A plan to deliver success in 2014

As this is the last article of 2013 I would like to wish all readers a very Happy Christmas and a prosperous 2014.

As always in farming, once one year ends the cycle begins again.

What lessons have we learned from 2013 and what are we going to change to improve our farming practice in 2014?


A spring with no growth!

A summer with no rain! — well, very little anyway!

An autumn with loads of grass.

A winter with no bracing cold — so far!

After this spring where silage pits were emptied, most were worried that this winter would see severe fodder shortages. Thankfully, due to phenomenal growth in late summer and autumn most have sufficient fodder saved.

Learning from 2013

It is important that we look back at records from previous years in order to improve planning for the next year. Make a list of your production results for the year relative to targets.

Calves born
Mortality rates
Disease Incidence
Vet calls for sick animals
Empty cows
Live weight gain per day
Grass grown per ha
Cattle Kill out performance.
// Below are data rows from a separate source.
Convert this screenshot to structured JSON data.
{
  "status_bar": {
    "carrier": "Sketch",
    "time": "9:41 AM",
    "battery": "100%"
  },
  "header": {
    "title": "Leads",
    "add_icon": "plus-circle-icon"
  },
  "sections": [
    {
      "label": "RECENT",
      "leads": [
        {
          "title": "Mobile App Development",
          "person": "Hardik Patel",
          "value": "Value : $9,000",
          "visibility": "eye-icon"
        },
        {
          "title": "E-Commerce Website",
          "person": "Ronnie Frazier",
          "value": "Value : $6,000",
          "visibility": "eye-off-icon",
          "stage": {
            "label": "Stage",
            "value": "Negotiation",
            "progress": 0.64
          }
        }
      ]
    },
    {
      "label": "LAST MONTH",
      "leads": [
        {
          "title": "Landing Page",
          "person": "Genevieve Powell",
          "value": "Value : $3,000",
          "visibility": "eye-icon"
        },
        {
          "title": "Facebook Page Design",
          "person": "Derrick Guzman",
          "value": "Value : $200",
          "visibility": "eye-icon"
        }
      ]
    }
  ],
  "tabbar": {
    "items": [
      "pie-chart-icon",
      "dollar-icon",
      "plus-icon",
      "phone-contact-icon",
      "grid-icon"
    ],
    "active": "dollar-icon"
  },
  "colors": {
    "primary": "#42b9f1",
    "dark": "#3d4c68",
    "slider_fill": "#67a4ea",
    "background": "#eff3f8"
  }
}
Grades, Fat covers and Prices achieved.
Meal purchases
Fertilise usage
Etc … List any other things you feel are important to your business



Did you run out of grass at critical times in the spring and summer?
Were you happy with silage in 2013?
Was this due to drought/over stocking, etc.
Most 2013 silage is very dry but not as good as most had hoped for.
Quality was affected by the delayed cutting dates.
May cutting dates should be aimed for
Did particular fields grow less grass than others
How did crops yield this year?
What input did you change that did or did not work?

Plan now for 2014 silage

Do they need reseeding?
What is lime, P & K status?
Do they need trace elements?
Is compaction an issue?
Assess soil nutrition before planting in 2014
What is soil condition like?
Are you growing the right crops for your production system?
Did you buy on price and compromise on quality?

Livestock Performance

Was there any new disease outbreaks to be dealt with?
In suckler herds did the calving season go to plan?
Were suckler offspring of desired quality?
How well did first calving heifers perform?
What should you be vaccinating for if anything?
What was calf survival like?
Did cows clean easily?
Feeding, environment and mineral status influence this.
Did your bull(s) produce consistent quality calves?
Did you use A.I.
Did they go back in calf?
Had they grown sufficiently before calving?
Had they enough milk?
Is the finishing system the correct one for you and your farm?

Bulls vs Bullocks vs Heifers

Was the home grown forage good enough?
Was the meal quality good enough?
Was enough meal fed?
Was grass quality as it should be?
Do you need help with grassland management?
Did cows produce sufficient milk?
Was grass quality as it should be?
Were there any losses?
What were the losses caused by?

(a) Stress?
(b) Disease?

Did finishing animals grade as they should have?
Were weanlings at the desired weight for sale?
How well did bought in stock perform on the farm?
Was your parasite control strategy effective in 2013?

There are many questions for you to consider regarding your system.
Every year is different and some are more different than others!
Each farming year brings new challenges meaning that what works in one year may not work the next.
Each year new technologies and methods are introduced, and these generally need to be embraced.
Production efficiency is critical on a beef farm and must be strived for at all times. Improving profitability is the name of the game and the more you get right the more likely you are to achieve optimum returns.


Sorting out Posh Cork for ages!Ask Audrey: 'I'll end up looking like a woman from Kanturk'

Cork architect Loïc Dehaye tells Eve Kelliher how he created his dream home from a blank canvas.'It was like this house was waiting for us': Cork architect talks creating his dream home

Keeping to a routine can be difficult for people in quarantine.Life on the inside: 10 ways to start your day right in lockdown

Who needs a gym when you can look in your kitchen cupboards for equipment instead?Don’t have weights for working out? These household objects will do the trick

More From The Irish Examiner